And to think I thought that the actual stat line produced by a player was actually real, but it actually isn’t, it is actually just an estimation. I also thought one could evaluate a players single game performance using a tool like Points over Par, or Wins Shares, but I was wrong , you can’t actually properly assess a “single game performance” unless you get a much larger sample of many many many games. I was also mistaken in thinking that it was possible, and in fact probable the highly rigorous statistical model that is Points over Par had some flaws, that rigorous statistical models are just that and are not reality, and that it was possible that it didn’t perfectly measure every single player game perfectly accurately, and that it was possible that it actually could evaluate a players performance inaccurately in the larger context of his team.
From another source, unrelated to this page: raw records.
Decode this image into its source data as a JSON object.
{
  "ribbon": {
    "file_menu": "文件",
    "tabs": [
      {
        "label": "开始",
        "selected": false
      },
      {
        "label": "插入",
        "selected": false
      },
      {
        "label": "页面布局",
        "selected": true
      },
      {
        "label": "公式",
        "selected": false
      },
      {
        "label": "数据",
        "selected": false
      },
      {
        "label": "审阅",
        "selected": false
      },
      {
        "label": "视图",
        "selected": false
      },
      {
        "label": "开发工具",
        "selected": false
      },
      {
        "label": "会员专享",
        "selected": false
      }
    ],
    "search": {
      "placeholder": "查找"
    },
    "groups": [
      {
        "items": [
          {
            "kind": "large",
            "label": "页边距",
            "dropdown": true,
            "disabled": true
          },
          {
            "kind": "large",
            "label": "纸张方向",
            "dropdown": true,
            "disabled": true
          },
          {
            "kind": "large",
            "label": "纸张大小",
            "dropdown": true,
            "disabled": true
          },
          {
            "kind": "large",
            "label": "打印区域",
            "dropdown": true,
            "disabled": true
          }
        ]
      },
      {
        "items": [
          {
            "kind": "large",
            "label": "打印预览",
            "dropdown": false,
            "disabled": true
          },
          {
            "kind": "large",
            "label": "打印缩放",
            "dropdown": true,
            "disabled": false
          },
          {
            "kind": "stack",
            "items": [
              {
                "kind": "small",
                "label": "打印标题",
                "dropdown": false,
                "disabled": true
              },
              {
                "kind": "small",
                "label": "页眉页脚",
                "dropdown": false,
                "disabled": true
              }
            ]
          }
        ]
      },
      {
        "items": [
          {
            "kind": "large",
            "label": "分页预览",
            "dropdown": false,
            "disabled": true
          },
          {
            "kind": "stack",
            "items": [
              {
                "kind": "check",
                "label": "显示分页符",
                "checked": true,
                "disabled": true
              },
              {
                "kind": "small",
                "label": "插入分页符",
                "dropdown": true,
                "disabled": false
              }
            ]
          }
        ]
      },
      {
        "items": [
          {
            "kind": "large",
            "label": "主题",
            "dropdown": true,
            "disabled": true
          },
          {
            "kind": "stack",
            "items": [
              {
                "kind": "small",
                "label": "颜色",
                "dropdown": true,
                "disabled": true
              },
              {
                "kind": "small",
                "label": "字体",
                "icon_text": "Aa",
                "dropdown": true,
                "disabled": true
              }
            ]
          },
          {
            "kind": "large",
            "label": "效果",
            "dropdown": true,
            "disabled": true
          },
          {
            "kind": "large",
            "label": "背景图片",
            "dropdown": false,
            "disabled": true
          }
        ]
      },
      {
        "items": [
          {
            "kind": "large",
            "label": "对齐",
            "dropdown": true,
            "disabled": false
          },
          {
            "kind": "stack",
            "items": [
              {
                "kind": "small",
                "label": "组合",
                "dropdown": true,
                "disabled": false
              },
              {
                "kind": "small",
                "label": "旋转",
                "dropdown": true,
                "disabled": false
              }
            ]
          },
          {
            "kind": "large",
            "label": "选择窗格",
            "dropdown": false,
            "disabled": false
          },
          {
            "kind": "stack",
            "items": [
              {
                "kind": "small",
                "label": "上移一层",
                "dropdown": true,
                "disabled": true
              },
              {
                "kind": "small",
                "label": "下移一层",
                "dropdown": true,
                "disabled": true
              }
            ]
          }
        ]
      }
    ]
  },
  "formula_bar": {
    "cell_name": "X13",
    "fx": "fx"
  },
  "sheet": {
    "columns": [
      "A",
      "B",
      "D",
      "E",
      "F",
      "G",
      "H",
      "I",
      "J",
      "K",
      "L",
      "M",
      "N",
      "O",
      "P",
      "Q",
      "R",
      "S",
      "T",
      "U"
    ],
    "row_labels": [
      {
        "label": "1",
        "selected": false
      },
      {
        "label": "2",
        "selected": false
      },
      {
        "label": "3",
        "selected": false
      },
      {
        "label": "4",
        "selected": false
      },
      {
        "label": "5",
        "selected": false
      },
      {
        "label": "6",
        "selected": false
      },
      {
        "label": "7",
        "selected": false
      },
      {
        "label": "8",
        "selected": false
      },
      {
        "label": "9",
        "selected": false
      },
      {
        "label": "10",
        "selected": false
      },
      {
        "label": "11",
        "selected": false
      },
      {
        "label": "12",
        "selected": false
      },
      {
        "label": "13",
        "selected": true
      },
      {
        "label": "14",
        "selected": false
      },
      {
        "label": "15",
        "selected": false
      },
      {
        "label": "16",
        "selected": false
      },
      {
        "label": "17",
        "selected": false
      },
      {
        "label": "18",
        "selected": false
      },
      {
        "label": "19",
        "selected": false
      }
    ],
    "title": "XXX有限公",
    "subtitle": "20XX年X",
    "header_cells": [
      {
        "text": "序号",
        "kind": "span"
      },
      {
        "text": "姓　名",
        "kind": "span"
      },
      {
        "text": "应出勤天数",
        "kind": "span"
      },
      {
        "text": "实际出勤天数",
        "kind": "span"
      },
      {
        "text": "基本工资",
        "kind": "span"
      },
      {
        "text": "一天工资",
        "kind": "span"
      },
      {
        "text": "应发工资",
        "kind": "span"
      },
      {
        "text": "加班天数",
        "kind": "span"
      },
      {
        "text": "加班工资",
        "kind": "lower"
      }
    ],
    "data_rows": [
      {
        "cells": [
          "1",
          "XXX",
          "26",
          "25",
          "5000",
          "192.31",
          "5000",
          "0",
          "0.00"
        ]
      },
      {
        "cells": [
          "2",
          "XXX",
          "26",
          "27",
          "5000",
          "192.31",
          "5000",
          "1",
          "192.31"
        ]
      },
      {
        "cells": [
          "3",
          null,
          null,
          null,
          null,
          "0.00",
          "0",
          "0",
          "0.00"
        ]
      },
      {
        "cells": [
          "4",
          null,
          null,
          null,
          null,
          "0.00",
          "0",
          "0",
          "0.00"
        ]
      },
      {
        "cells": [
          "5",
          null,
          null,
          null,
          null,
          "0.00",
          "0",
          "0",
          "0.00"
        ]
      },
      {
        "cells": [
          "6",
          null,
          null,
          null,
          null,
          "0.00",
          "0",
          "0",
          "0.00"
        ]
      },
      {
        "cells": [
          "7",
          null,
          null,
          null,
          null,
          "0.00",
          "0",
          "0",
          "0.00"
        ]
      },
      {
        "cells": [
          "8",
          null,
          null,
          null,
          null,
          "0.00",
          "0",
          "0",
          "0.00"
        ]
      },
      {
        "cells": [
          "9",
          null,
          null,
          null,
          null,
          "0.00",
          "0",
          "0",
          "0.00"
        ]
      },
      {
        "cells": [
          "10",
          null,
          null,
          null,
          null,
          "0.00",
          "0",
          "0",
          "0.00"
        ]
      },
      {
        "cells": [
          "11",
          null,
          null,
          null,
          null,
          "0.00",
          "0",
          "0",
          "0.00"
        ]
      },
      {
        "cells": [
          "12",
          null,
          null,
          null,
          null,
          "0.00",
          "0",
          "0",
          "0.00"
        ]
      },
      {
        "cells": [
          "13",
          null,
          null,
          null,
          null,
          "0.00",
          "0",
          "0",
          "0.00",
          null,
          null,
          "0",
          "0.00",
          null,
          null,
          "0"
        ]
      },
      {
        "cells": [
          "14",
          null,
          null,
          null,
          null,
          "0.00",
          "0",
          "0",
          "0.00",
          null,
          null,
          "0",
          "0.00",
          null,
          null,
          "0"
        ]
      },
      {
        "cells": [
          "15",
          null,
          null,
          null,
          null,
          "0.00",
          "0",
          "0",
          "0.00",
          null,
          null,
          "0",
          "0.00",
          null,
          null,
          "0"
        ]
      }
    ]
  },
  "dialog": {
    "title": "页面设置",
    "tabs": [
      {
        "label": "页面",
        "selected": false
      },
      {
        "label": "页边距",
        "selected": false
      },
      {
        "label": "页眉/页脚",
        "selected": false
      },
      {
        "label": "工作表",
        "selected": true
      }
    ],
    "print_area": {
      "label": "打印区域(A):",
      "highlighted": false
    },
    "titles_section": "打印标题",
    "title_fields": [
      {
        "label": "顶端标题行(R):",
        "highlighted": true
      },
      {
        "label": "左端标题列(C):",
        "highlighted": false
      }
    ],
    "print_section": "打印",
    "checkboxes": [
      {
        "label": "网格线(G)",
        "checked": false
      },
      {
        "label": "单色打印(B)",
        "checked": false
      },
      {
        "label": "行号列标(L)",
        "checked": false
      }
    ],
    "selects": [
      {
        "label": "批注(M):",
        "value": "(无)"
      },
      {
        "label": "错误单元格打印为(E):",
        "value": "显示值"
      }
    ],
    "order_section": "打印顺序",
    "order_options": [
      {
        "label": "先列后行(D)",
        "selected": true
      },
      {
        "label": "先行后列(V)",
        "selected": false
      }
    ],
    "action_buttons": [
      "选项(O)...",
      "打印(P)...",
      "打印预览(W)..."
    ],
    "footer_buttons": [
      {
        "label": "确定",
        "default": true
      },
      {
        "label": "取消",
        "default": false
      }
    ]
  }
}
I see now that I was wrong, and that I was completely "miscontextualizing" all players performance.

I am now going to contact my alma mater and demand a refund for the thousands of dollars I spent getting my MBA in Finance, since they graduated a complete fricking moron. If my word isn't enough for them, I will make sure and provide them with your name, so that they can contact you so you can assure them that I am a completely clueless fool, who doesn't even know how to read a fricking thermometer.

Sign in to write a comment.